Latest figures for O Briain's company give comedian little to laugh about
Published 08/06/2013 | 05:00
THERE was no happy ending for comedian Dara O Briain's Irish-based entertainment company over the past two years, with new figures showing that the firm incurred hefty losses over the period.
The Wicklow-born entertainer is one of the most popular comedians in the UK, currently attracting millions of viewers every week with the BBC's 'The Apprentice – You're Fired'.
However, as O Briain's profile has soared in the UK, allowing the comedian to amass large personal earnings over the past number of years, the fortunes of his Irish production firm, Happy Endings Productions, have waned considerably.
O Briain established the firm in 2003 with renowned editor and producer, Seamus Cassidy, and new accounts filed with the Companies Office show that the firm recorded a loss of €120,480 in 2011 and further unspecified losses in 2012.
The firm – which specialises in entertainment, comedy and lifestyle programming – had an excess of liabilities over assets of €113,358 at the end of 2011 and a note attached to the accounts states that "this situation has arisen as a consequence of a drop in income without a proportionate drop in costs".
The note states that the directors, Mr O Briain and Mr Cassidy, "are disappointed with the performance of the company for the year".
The note adds: "Despite further losses incurred during the year ended December 2012, the directors are hopeful that 2013 will return the company to profitability through the generation of income from the sale of format fees."
Mr Cassidy worked as senior commissioning editor at Channel 4 for more than 10 years and commissioned shows such as 'Father Ted', 'Don't Forget Your Toothbrush', 'Brass Eye' and 'Whose Line Is It Anyway?'.
The firm has produced more than 100 hours of TV programming including 'The Panel' and RTE's decision to axe the show in 2011 coincided with the downturn in the firm's fortunes.

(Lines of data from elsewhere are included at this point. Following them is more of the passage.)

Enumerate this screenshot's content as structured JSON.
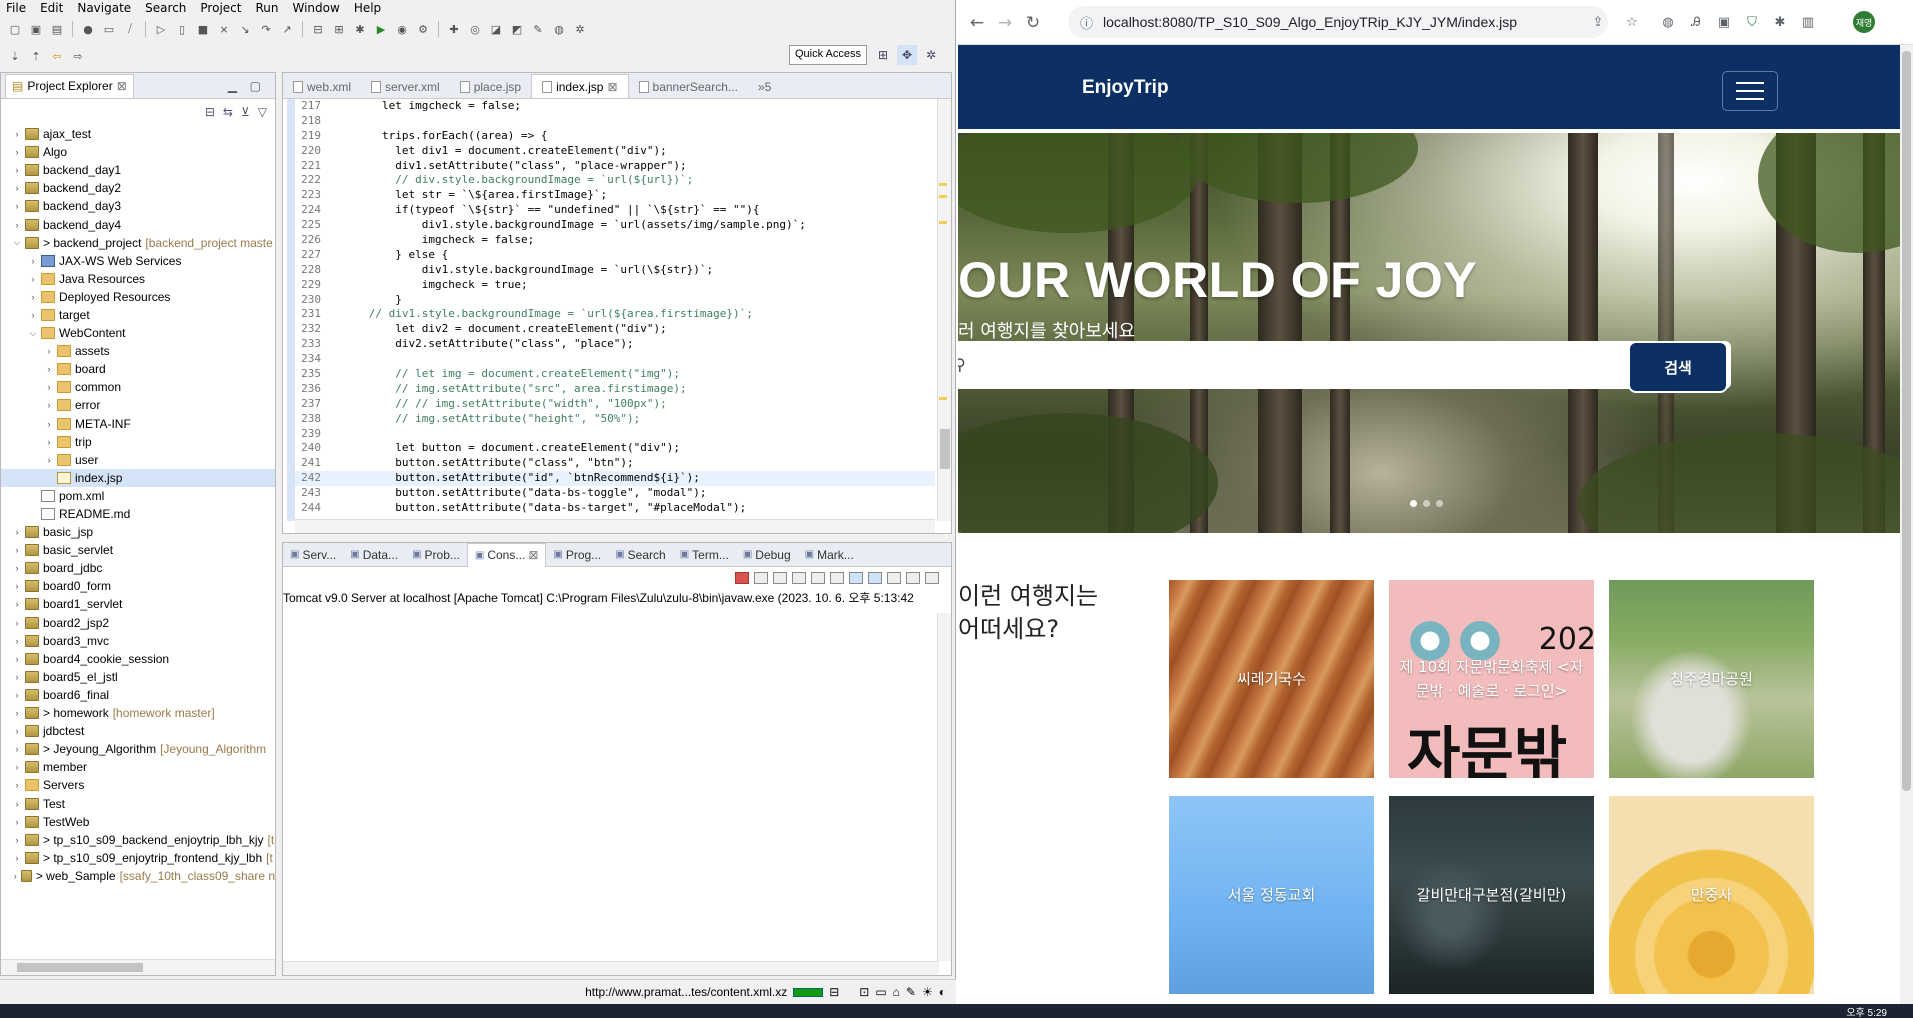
{
  "eclipse": {
    "menu": [
      "File",
      "Edit",
      "Navigate",
      "Search",
      "Project",
      "Run",
      "Window",
      "Help"
    ],
    "quick_access": "Quick Access",
    "project_explorer": {
      "title": "Project Explorer",
      "items": [
        {
          "label": "ajax_test",
          "level": 0,
          "icon": "proj",
          "open": false
        },
        {
          "label": "Algo",
          "level": 0,
          "icon": "proj",
          "open": false
        },
        {
          "label": "backend_day1",
          "level": 0,
          "icon": "proj",
          "open": false
        },
        {
          "label": "backend_day2",
          "level": 0,
          "icon": "proj",
          "open": false
        },
        {
          "label": "backend_day3",
          "level": 0,
          "icon": "proj",
          "open": false
        },
        {
          "label": "backend_day4",
          "level": 0,
          "icon": "proj",
          "open": false
        },
        {
          "label": "> backend_project",
          "suffix": "[backend_project maste",
          "level": 0,
          "icon": "proj",
          "open": true
        },
        {
          "label": "JAX-WS Web Services",
          "level": 1,
          "icon": "srv",
          "open": false
        },
        {
          "label": "Java Resources",
          "level": 1,
          "icon": "fold",
          "open": false
        },
        {
          "label": "Deployed Resources",
          "level": 1,
          "icon": "fold",
          "open": false
        },
        {
          "label": "target",
          "level": 1,
          "icon": "fold",
          "open": false
        },
        {
          "label": "WebContent",
          "level": 1,
          "icon": "fold",
          "open": true
        },
        {
          "label": "assets",
          "level": 2,
          "icon": "fold",
          "open": false
        },
        {
          "label": "board",
          "level": 2,
          "icon": "fold",
          "open": false
        },
        {
          "label": "common",
          "level": 2,
          "icon": "fold",
          "open": false
        },
        {
          "label": "error",
          "level": 2,
          "icon": "fold",
          "open": false
        },
        {
          "label": "META-INF",
          "level": 2,
          "icon": "fold",
          "open": false
        },
        {
          "label": "trip",
          "level": 2,
          "icon": "fold",
          "open": false
        },
        {
          "label": "user",
          "level": 2,
          "icon": "fold",
          "open": false
        },
        {
          "label": "index.jsp",
          "level": 2,
          "icon": "jsf",
          "open": null,
          "selected": true
        },
        {
          "label": "pom.xml",
          "level": 1,
          "icon": "file",
          "open": null
        },
        {
          "label": "README.md",
          "level": 1,
          "icon": "file",
          "open": null
        },
        {
          "label": "basic_jsp",
          "level": 0,
          "icon": "proj",
          "open": false
        },
        {
          "label": "basic_servlet",
          "level": 0,
          "icon": "proj",
          "open": false
        },
        {
          "label": "board_jdbc",
          "level": 0,
          "icon": "proj",
          "open": false
        },
        {
          "label": "board0_form",
          "level": 0,
          "icon": "proj",
          "open": false
        },
        {
          "label": "board1_servlet",
          "level": 0,
          "icon": "proj",
          "open": false
        },
        {
          "label": "board2_jsp2",
          "level": 0,
          "icon": "proj",
          "open": false
        },
        {
          "label": "board3_mvc",
          "level": 0,
          "icon": "proj",
          "open": false
        },
        {
          "label": "board4_cookie_session",
          "level": 0,
          "icon": "proj",
          "open": false
        },
        {
          "label": "board5_el_jstl",
          "level": 0,
          "icon": "proj",
          "open": false
        },
        {
          "label": "board6_final",
          "level": 0,
          "icon": "proj",
          "open": false
        },
        {
          "label": "> homework",
          "suffix": "[homework master]",
          "level": 0,
          "icon": "proj",
          "open": false
        },
        {
          "label": "jdbctest",
          "level": 0,
          "icon": "proj",
          "open": false
        },
        {
          "label": "> Jeyoung_Algorithm",
          "suffix": "[Jeyoung_Algorithm",
          "level": 0,
          "icon": "proj",
          "open": false
        },
        {
          "label": "member",
          "level": 0,
          "icon": "proj",
          "open": false
        },
        {
          "label": "Servers",
          "level": 0,
          "icon": "fold",
          "open": false
        },
        {
          "label": "Test",
          "level": 0,
          "icon": "proj",
          "open": false
        },
        {
          "label": "TestWeb",
          "level": 0,
          "icon": "proj",
          "open": false
        },
        {
          "label": "> tp_s10_s09_backend_enjoytrip_lbh_kjy",
          "suffix": "[t",
          "level": 0,
          "icon": "proj",
          "open": false
        },
        {
          "label": "> tp_s10_s09_enjoytrip_frontend_kjy_lbh",
          "suffix": "[t",
          "level": 0,
          "icon": "proj",
          "open": false
        },
        {
          "label": "> web_Sample",
          "suffix": "[ssafy_10th_class09_share n",
          "level": 0,
          "icon": "proj",
          "open": false
        }
      ]
    },
    "editor": {
      "tabs": [
        {
          "label": "web.xml",
          "active": false
        },
        {
          "label": "server.xml",
          "active": false
        },
        {
          "label": "place.jsp",
          "active": false
        },
        {
          "label": "index.jsp",
          "active": true
        },
        {
          "label": "bannerSearch...",
          "active": false
        },
        {
          "label": "»5",
          "active": false
        }
      ],
      "lines": [
        {
          "n": "217",
          "t": "        let imgcheck = false;"
        },
        {
          "n": "218",
          "t": ""
        },
        {
          "n": "219",
          "t": "        trips.forEach((area) => {"
        },
        {
          "n": "220",
          "t": "          let div1 = document.createElement(\"div\");"
        },
        {
          "n": "221",
          "t": "          div1.setAttribute(\"class\", \"place-wrapper\");"
        },
        {
          "n": "222",
          "t": "          // div.style.backgroundImage = `url(${url})`;"
        },
        {
          "n": "223",
          "t": "          let str = `\\${area.firstImage}`;"
        },
        {
          "n": "224",
          "t": "          if(typeof `\\${str}` == \"undefined\" || `\\${str}` == \"\"){"
        },
        {
          "n": "225",
          "t": "              div1.style.backgroundImage = `url(assets/img/sample.png)`;"
        },
        {
          "n": "226",
          "t": "              imgcheck = false;"
        },
        {
          "n": "227",
          "t": "          } else {"
        },
        {
          "n": "228",
          "t": "              div1.style.backgroundImage = `url(\\${str})`;"
        },
        {
          "n": "229",
          "t": "              imgcheck = true;"
        },
        {
          "n": "230",
          "t": "          }"
        },
        {
          "n": "231",
          "t": "      // div1.style.backgroundImage = `url(${area.firstimage})`;"
        },
        {
          "n": "232",
          "t": "          let div2 = document.createElement(\"div\");"
        },
        {
          "n": "233",
          "t": "          div2.setAttribute(\"class\", \"place\");"
        },
        {
          "n": "234",
          "t": ""
        },
        {
          "n": "235",
          "t": "          // let img = document.createElement(\"img\");"
        },
        {
          "n": "236",
          "t": "          // img.setAttribute(\"src\", area.firstimage);"
        },
        {
          "n": "237",
          "t": "          // // img.setAttribute(\"width\", \"100px\");"
        },
        {
          "n": "238",
          "t": "          // img.setAttribute(\"height\", \"50%\");"
        },
        {
          "n": "239",
          "t": ""
        },
        {
          "n": "240",
          "t": "          let button = document.createElement(\"div\");"
        },
        {
          "n": "241",
          "t": "          button.setAttribute(\"class\", \"btn\");"
        },
        {
          "n": "242",
          "t": "          button.setAttribute(\"id\", `btnRecommend${i}`);"
        },
        {
          "n": "243",
          "t": "          button.setAttribute(\"data-bs-toggle\", \"modal\");"
        },
        {
          "n": "244",
          "t": "          button.setAttribute(\"data-bs-target\", \"#placeModal\");"
        }
      ]
    },
    "console": {
      "tabs": [
        {
          "label": "Serv...",
          "active": false
        },
        {
          "label": "Data...",
          "active": false
        },
        {
          "label": "Prob...",
          "active": false
        },
        {
          "label": "Cons...",
          "active": true
        },
        {
          "label": "Prog...",
          "active": false
        },
        {
          "label": "Search",
          "active": false
        },
        {
          "label": "Term...",
          "active": false
        },
        {
          "label": "Debug",
          "active": false
        },
        {
          "label": "Mark...",
          "active": false
        }
      ],
      "status": "Tomcat v9.0 Server at localhost [Apache Tomcat] C:\\Program Files\\Zulu\\zulu-8\\bin\\javaw.exe (2023. 10. 6. 오후 5:13:42"
    },
    "statusbar": {
      "text": "http://www.pramat...tes/content.xml.xz"
    }
  },
  "browser": {
    "url": "localhost:8080/TP_S10_S09_Algo_EnjoyTRip_KJY_JYM/index.jsp",
    "profile": "재영",
    "site": {
      "brand": "EnjoyTrip",
      "hero_title": "OUR WORLD OF JOY",
      "hero_subtitle": "러 여행지를 찾아보세요",
      "search_placeholder": "",
      "search_button": "검색",
      "rec_title": "이런 여행지는 어떠세요?",
      "cards": [
        {
          "label": "씨레기국수"
        },
        {
          "label": "제 10회 자문밖문화축제 <자문밖 · 예술로 · 로그인>",
          "big": "자문밖",
          "year": "202"
        },
        {
          "label": "청주경마공원"
        },
        {
          "label": "서울 정동교회"
        },
        {
          "label": "갈비만대구본점(갈비만)"
        },
        {
          "label": "만중사"
        }
      ]
    }
  },
  "taskbar": {
    "clock": "오후 5:29"
  }
}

The firm also produced two series of 'Saturday Night With Miriam', fronted by RTE's Miriam O'Callaghan. It is currently producing a second series of 'Dirty Old Towns' with celebrity gardener, Diarmuid Gavin.

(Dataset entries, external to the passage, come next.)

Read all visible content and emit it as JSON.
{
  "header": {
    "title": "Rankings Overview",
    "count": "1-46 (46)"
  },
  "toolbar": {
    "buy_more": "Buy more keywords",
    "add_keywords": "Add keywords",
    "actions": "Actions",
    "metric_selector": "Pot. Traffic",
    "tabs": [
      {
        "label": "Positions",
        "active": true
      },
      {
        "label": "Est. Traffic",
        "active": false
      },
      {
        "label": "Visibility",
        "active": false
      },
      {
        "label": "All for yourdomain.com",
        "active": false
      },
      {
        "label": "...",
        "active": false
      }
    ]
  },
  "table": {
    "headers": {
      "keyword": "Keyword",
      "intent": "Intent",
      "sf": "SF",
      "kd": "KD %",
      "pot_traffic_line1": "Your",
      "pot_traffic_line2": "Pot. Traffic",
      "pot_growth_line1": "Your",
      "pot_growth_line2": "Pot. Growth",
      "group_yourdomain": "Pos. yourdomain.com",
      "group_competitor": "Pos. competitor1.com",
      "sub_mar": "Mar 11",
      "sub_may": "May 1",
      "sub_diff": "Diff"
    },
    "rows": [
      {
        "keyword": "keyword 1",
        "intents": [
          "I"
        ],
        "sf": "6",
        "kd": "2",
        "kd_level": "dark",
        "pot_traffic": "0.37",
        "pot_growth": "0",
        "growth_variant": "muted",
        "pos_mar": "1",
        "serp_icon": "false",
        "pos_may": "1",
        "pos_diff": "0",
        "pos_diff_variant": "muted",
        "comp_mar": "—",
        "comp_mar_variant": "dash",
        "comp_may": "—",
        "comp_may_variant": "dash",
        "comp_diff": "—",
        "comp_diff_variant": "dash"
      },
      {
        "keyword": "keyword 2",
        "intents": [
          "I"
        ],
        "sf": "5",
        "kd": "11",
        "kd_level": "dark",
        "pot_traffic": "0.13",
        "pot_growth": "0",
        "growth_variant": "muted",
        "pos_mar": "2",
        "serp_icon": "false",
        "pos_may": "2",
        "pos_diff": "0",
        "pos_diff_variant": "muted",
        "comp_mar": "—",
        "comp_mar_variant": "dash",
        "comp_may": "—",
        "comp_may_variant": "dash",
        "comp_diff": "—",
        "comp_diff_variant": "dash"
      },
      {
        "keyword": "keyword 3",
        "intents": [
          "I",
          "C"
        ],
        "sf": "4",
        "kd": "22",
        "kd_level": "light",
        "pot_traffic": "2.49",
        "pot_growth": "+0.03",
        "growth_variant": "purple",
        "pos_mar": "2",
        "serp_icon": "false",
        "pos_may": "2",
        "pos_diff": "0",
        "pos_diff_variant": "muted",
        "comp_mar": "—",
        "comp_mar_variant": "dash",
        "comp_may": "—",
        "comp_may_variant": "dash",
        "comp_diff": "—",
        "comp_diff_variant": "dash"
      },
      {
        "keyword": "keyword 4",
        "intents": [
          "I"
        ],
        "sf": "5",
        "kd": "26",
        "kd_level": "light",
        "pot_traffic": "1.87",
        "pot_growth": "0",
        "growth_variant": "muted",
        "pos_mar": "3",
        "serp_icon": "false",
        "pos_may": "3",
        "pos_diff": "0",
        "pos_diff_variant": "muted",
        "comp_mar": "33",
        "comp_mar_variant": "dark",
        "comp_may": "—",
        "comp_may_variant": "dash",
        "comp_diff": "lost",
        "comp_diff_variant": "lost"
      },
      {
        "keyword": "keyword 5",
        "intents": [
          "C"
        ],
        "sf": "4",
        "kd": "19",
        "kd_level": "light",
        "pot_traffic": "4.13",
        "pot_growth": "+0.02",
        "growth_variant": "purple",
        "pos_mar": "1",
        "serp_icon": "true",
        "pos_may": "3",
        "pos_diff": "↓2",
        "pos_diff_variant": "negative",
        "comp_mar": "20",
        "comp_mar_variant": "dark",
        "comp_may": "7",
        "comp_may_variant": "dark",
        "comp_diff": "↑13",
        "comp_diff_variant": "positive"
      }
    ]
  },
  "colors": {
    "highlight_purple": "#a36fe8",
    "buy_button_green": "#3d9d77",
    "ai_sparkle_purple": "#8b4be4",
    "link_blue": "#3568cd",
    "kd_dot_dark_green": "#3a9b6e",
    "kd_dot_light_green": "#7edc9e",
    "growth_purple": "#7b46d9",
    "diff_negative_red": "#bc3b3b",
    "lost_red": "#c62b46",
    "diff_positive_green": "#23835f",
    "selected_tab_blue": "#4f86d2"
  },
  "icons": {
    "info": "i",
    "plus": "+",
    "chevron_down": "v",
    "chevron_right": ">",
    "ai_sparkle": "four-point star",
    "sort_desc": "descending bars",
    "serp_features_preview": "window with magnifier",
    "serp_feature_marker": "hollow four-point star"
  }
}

Mr Cassidy – who owns the entire share capital of the company – was yesterday unavailable for comment, as he was away on a shoot for a pilot show.